Harvesting your vegetables is a critical step in the gardening process. It is essential to harvest your vegetables at the right time to ensure that they are at their peak flavor and nutrition. Most vegetables are ready for harvest when they have reached their full size and color. Here are some tips for harvesting and storing your vegetables:
- Harvest your vegetables in the morning when they are still cool. This will help preserve their flavor and texture.
- Use a sharp knife or scissors to cut the vegetables from the plant. Avoid pulling or twisting the vegetables, as this can damage the plant.
- Harvest your vegetables regularly to encourage a bountiful harvest. Regular harvesting also helps to prevent over-ripening and promotes the growth of new fruits and vegetables.
- Store your harvested vegetables in a cool, dry place. Some vegetables, such as tomatoes, should be stored at room temperature, while others, such as carrots and beets, should be stored in the refrigerator.
- If you have a large harvest, consider using a cold frame to extend the growing season and keep your vegetables fresh for longer.
Regular watering is essential for a bountiful harvest. Vegetables grown in raised beds require more water than those grown in the ground, as the soil in raised beds tends to dry out more quickly. Make sure to water your raised beds regularly to ensure that your vegetables receive the moisture they need to thrive.

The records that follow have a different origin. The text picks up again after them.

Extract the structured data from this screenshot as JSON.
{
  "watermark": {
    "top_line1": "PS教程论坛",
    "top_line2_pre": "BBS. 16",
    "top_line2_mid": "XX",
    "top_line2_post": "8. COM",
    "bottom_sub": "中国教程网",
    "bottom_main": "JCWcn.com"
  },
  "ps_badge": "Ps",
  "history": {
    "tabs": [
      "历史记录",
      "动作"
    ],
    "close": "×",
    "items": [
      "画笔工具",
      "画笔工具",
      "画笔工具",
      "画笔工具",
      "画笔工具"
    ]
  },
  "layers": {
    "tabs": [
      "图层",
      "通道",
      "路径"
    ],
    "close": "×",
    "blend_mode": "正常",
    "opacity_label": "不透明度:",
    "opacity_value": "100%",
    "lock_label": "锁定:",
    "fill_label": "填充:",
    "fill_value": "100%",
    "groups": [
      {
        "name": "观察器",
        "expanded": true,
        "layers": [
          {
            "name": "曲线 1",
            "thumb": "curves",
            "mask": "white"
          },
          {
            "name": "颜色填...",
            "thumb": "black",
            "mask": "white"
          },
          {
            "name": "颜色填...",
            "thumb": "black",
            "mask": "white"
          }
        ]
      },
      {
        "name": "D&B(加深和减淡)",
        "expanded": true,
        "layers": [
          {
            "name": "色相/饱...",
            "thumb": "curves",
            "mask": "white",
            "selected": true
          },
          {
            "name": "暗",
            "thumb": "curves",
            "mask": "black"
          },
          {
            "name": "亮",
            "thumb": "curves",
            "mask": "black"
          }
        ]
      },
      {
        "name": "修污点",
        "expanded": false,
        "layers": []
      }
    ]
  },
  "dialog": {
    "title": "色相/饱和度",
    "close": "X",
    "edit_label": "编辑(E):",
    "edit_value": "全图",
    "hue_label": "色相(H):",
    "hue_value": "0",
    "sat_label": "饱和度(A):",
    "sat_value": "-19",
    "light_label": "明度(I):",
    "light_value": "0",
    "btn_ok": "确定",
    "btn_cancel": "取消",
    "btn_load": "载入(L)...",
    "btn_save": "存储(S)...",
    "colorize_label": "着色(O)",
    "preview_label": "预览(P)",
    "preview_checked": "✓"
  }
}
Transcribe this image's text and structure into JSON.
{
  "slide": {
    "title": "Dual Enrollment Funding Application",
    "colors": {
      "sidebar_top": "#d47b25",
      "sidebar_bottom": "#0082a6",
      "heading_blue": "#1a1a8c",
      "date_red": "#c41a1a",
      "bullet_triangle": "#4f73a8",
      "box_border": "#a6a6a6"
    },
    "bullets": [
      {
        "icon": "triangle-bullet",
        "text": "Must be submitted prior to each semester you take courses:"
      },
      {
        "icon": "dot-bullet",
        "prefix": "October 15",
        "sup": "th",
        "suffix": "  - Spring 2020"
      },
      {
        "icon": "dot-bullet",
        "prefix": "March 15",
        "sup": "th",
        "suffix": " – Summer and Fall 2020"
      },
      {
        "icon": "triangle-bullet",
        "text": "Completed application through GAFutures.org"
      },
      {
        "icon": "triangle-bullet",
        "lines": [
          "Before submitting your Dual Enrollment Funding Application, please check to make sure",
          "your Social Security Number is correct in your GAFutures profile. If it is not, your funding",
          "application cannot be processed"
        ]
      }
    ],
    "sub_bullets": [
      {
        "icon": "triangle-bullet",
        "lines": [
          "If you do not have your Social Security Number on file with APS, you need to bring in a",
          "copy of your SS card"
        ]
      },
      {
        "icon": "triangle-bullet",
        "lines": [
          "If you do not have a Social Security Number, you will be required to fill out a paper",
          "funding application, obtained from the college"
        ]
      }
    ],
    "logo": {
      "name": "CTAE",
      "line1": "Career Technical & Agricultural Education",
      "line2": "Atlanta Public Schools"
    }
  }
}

In conclusion, harvesting and storing your vegetables properly is essential for ensuring that they are at their peak flavor and nutrition. Regular watering and harvesting will help promote a bountiful harvest, while storing your vegetables in a cool, dry place will help keep them fresh for longer. Consider using a cold frame to extend the growing season and keep your vegetables fresh for even longer.